### Entries provided:
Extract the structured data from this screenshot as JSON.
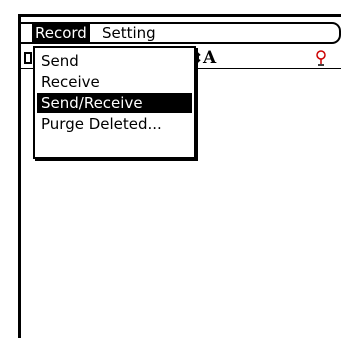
{
  "menubar": {
    "menus": [
      {
        "label": "Record"
      },
      {
        "label": "Setting"
      }
    ],
    "active_menu": "Record"
  },
  "toolbar": {
    "arrow_glyph": "⇕",
    "font_glyph": "A",
    "priority_icon": "priority-icon"
  },
  "dropdown": {
    "items": [
      {
        "label": "Send"
      },
      {
        "label": "Receive"
      },
      {
        "label": "Send/Receive"
      },
      {
        "label": "Purge Deleted..."
      }
    ],
    "selected_index": 2
  }
}
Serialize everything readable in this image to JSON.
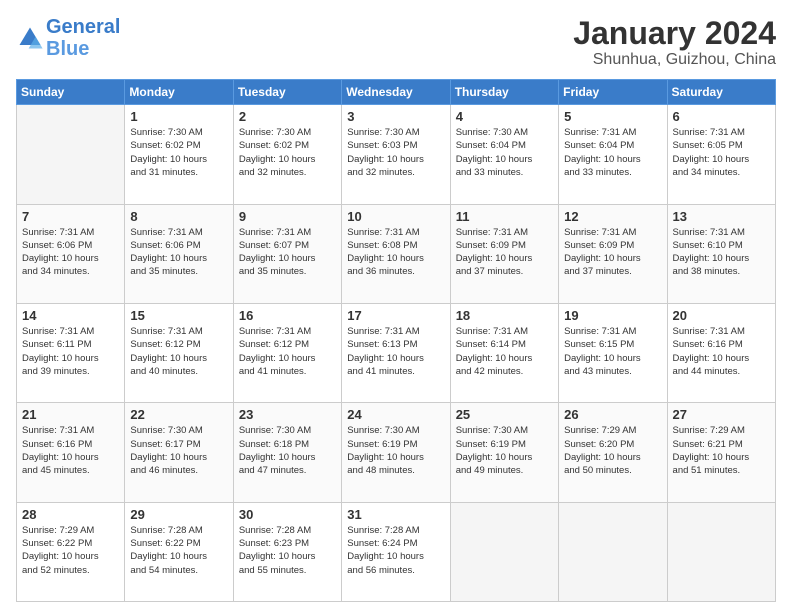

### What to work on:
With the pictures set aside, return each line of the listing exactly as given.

### Written answer:
Extract the structured data from this screenshot as JSON.
{
  "menubar": {
    "menus": [
      {
        "label": "Record"
      },
      {
        "label": "Setting"
      }
    ],
    "active_menu": "Record"
  },
  "toolbar": {
    "arrow_glyph": "⇕",
    "font_glyph": "A",
    "priority_icon": "priority-icon"
  },
  "dropdown": {
    "items": [
      {
        "label": "Send"
      },
      {
        "label": "Receive"
      },
      {
        "label": "Send/Receive"
      },
      {
        "label": "Purge Deleted..."
      }
    ],
    "selected_index": 2
  }
}
Serialize everything readable in this image to JSON.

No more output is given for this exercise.